Mass pilot whale strandings linked to ‘family group disruption’, new research suggests
Pilot Whale – image by Bernhard Staärck from Pixabay
30 August 2022
Mass strandings of pilot whales may be linked to disruption to their family groups new research has suggested.
Recent genetic analysis in both the northern and southern hemisphere by a team including academics from Aberystwyth University challenges existing thinking as to the role of social behaviours in mass strandings of these animals.
Mass stranding events in cetaceans - a group of marine mammals including the whale, dolphin and porpoise - have been reported since the times of Aristotle and there has been a long drive to understand what causes them.
Long-finned pilot whales - a gregarious species with complex social bonds - are those most often affected.
At sea they form family units known as pods. Within a pod there are multiple generations of pilot whales that are all related to a single female. It has therefore long been thought that mass strandings may be caused by family members trying to stay together.
However, the data reveals that in most cases each mass stranding involved multiple unrelated pods, rather than a single pod as was previously thought.
This suggests that family disruption, rather than family cohesion, may be a major cause of these events.
The new research has implications for how rescues are attempted: assuming all the animals stranded were related may have compromised previous efforts, as intentionally refloating unrelated animals may contribute to restrandings.
One of the research team, Dr Niall McKeown, a lecturer in Marine Biology at Aberystwyth University, said:

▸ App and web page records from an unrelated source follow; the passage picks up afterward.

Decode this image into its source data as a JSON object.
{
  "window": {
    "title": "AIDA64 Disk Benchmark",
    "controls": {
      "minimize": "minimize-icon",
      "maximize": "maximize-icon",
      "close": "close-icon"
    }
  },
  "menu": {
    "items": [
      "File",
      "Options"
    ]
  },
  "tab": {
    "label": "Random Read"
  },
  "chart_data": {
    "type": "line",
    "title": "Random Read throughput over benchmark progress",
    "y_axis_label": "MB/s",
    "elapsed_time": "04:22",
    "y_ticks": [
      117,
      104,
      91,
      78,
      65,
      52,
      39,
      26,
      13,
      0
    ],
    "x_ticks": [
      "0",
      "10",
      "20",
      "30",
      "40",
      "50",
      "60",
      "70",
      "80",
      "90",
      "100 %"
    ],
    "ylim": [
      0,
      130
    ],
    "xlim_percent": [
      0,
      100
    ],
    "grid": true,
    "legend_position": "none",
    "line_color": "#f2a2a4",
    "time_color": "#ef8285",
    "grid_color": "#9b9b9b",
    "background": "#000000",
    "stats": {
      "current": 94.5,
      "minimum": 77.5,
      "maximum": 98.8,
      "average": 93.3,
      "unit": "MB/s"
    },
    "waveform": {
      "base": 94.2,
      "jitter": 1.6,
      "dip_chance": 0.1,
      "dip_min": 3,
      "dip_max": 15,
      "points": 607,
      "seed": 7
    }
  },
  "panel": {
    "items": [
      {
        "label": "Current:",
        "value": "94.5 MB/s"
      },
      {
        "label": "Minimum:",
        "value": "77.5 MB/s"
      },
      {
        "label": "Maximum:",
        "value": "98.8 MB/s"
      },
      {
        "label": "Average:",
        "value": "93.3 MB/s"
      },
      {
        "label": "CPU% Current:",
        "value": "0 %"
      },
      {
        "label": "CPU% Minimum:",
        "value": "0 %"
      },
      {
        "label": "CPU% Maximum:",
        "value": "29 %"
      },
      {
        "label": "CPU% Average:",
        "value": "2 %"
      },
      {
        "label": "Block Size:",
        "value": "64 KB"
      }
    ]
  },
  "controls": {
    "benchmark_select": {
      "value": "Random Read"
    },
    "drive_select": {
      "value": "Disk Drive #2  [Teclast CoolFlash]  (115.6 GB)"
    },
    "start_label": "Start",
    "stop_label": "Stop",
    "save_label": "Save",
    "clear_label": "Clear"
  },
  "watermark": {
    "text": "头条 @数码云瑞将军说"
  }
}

“The assembled team has collaborated to obtain and genetically analyse samples from mass stranding events for the first time in the north east Atlantic and the Falkland Islands. The findings provide further evidence that there may be mixing of family units at some stage during stranding processes. It remains to be seen to what extent this is a cause, or a consequence of mass strandings.”
As well as academics from Aberystwyth University, the project also includes researchers from the Falkland Islands Fisheries Department, Universities of Glasgow, Chester, Utrecht, the Galway-Mayo Institute of Technology and the Scottish Marine Animal Stranding Scheme.
Dr McKeown added:
“Our study shows mixed family groups within a mass stranding event. It may also reflect a more complex social society than assumed of long-finned pilot whales. Further research will help to disentangle such factors and be of great relevance to rescue strategies.